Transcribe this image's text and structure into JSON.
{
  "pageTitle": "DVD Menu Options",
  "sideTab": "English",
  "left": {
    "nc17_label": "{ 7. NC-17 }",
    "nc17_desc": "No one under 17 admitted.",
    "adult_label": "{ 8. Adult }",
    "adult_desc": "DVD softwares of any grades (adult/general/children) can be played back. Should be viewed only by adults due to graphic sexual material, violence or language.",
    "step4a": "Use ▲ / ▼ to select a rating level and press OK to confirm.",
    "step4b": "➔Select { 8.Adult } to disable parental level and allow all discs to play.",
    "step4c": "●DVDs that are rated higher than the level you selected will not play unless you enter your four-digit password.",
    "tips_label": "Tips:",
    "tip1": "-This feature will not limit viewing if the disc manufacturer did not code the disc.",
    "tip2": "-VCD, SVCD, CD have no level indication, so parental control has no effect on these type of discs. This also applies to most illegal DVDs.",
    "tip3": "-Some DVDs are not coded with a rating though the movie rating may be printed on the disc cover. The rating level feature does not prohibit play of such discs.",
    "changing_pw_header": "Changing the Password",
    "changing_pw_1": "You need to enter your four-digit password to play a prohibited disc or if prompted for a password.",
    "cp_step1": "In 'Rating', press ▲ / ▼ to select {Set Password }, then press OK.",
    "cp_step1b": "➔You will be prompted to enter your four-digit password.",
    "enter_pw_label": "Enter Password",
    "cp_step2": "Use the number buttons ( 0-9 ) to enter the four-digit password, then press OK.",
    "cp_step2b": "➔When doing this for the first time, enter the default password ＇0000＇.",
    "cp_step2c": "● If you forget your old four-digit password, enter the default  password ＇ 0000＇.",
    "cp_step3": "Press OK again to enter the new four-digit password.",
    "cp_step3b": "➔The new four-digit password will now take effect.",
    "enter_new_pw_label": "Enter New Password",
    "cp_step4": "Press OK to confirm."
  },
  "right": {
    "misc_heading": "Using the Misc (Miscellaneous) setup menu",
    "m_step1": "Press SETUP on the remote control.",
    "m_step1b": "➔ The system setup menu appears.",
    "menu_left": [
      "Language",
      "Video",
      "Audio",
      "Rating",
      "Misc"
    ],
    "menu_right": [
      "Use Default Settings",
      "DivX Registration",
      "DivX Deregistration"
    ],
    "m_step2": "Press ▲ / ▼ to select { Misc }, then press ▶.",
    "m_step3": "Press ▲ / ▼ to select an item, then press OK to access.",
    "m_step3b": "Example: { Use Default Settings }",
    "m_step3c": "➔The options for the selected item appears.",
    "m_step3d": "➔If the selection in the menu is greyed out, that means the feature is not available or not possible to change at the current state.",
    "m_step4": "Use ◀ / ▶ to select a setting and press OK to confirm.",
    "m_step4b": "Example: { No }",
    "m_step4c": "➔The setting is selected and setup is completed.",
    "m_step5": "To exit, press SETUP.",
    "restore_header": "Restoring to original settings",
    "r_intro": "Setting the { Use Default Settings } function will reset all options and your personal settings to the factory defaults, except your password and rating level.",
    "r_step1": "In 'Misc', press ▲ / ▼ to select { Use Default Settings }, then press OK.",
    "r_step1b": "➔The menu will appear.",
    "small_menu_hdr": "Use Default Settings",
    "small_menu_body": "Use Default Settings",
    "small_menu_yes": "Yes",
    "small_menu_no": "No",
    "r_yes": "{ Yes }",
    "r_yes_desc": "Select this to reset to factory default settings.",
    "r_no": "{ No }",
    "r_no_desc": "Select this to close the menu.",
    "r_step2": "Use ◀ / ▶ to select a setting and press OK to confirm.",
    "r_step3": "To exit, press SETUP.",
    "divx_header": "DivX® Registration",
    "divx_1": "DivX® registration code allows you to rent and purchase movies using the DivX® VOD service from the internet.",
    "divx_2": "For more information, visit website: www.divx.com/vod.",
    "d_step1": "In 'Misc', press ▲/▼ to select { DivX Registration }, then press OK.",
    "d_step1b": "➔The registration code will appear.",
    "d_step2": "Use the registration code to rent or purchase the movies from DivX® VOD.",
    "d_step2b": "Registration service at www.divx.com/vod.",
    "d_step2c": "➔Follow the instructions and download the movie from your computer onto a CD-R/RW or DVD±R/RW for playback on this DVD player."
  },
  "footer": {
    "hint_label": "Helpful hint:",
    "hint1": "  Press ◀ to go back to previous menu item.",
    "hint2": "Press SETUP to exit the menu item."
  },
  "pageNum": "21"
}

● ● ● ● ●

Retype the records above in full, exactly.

* [Task output]
Transcribe this image's text and structure into JSON.
{
  "pageTitle": "DVD Menu Options",
  "sideTab": "English",
  "left": {
    "nc17_label": "{ 7. NC-17 }",
    "nc17_desc": "No one under 17 admitted.",
    "adult_label": "{ 8. Adult }",
    "adult_desc": "DVD softwares of any grades (adult/general/children) can be played back. Should be viewed only by adults due to graphic sexual material, violence or language.",
    "step4a": "Use ▲ / ▼ to select a rating level and press OK to confirm.",
    "step4b": "➔Select { 8.Adult } to disable parental level and allow all discs to play.",
    "step4c": "●DVDs that are rated higher than the level you selected will not play unless you enter your four-digit password.",
    "tips_label": "Tips:",
    "tip1": "-This feature will not limit viewing if the disc manufacturer did not code the disc.",
    "tip2": "-VCD, SVCD, CD have no level indication, so parental control has no effect on these type of discs. This also applies to most illegal DVDs.",
    "tip3": "-Some DVDs are not coded with a rating though the movie rating may be printed on the disc cover. The rating level feature does not prohibit play of such discs.",
    "changing_pw_header": "Changing the Password",
    "changing_pw_1": "You need to enter your four-digit password to play a prohibited disc or if prompted for a password.",
    "cp_step1": "In 'Rating', press ▲ / ▼ to select {Set Password }, then press OK.",
    "cp_step1b": "➔You will be prompted to enter your four-digit password.",
    "enter_pw_label": "Enter Password",
    "cp_step2": "Use the number buttons ( 0-9 ) to enter the four-digit password, then press OK.",
    "cp_step2b": "➔When doing this for the first time, enter the default password ＇0000＇.",
    "cp_step2c": "● If you forget your old four-digit password, enter the default  password ＇ 0000＇.",
    "cp_step3": "Press OK again to enter the new four-digit password.",
    "cp_step3b": "➔The new four-digit password will now take effect.",
    "enter_new_pw_label": "Enter New Password",
    "cp_step4": "Press OK to confirm."
  },
  "right": {
    "misc_heading": "Using the Misc (Miscellaneous) setup menu",
    "m_step1": "Press SETUP on the remote control.",
    "m_step1b": "➔ The system setup menu appears.",
    "menu_left": [
      "Language",
      "Video",
      "Audio",
      "Rating",
      "Misc"
    ],
    "menu_right": [
      "Use Default Settings",
      "DivX Registration",
      "DivX Deregistration"
    ],
    "m_step2": "Press ▲ / ▼ to select { Misc }, then press ▶.",
    "m_step3": "Press ▲ / ▼ to select an item, then press OK to access.",
    "m_step3b": "Example: { Use Default Settings }",
    "m_step3c": "➔The options for the selected item appears.",
    "m_step3d": "➔If the selection in the menu is greyed out, that means the feature is not available or not possible to change at the current state.",
    "m_step4": "Use ◀ / ▶ to select a setting and press OK to confirm.",
    "m_step4b": "Example: { No }",
    "m_step4c": "➔The setting is selected and setup is completed.",
    "m_step5": "To exit, press SETUP.",
    "restore_header": "Restoring to original settings",
    "r_intro": "Setting the { Use Default Settings } function will reset all options and your personal settings to the factory defaults, except your password and rating level.",
    "r_step1": "In 'Misc', press ▲ / ▼ to select { Use Default Settings }, then press OK.",
    "r_step1b": "➔The menu will appear.",
    "small_menu_hdr": "Use Default Settings",
    "small_menu_body": "Use Default Settings",
    "small_menu_yes": "Yes",
    "small_menu_no": "No",
    "r_yes": "{ Yes }",
    "r_yes_desc": "Select this to reset to factory default settings.",
    "r_no": "{ No }",
    "r_no_desc": "Select this to close the menu.",
    "r_step2": "Use ◀ / ▶ to select a setting and press OK to confirm.",
    "r_step3": "To exit, press SETUP.",
    "divx_header": "DivX® Registration",
    "divx_1": "DivX® registration code allows you to rent and purchase movies using the DivX® VOD service from the internet.",
    "divx_2": "For more information, visit website: www.divx.com/vod.",
    "d_step1": "In 'Misc', press ▲/▼ to select { DivX Registration }, then press OK.",
    "d_step1b": "➔The registration code will appear.",
    "d_step2": "Use the registration code to rent or purchase the movies from DivX® VOD.",
    "d_step2b": "Registration service at www.divx.com/vod.",
    "d_step2c": "➔Follow the instructions and download the movie from your computer onto a CD-R/RW or DVD±R/RW for playback on this DVD player."
  },
  "footer": {
    "hint_label": "Helpful hint:",
    "hint1": "  Press ◀ to go back to previous menu item.",
    "hint2": "Press SETUP to exit the menu item."
  },
  "pageNum": "21"
}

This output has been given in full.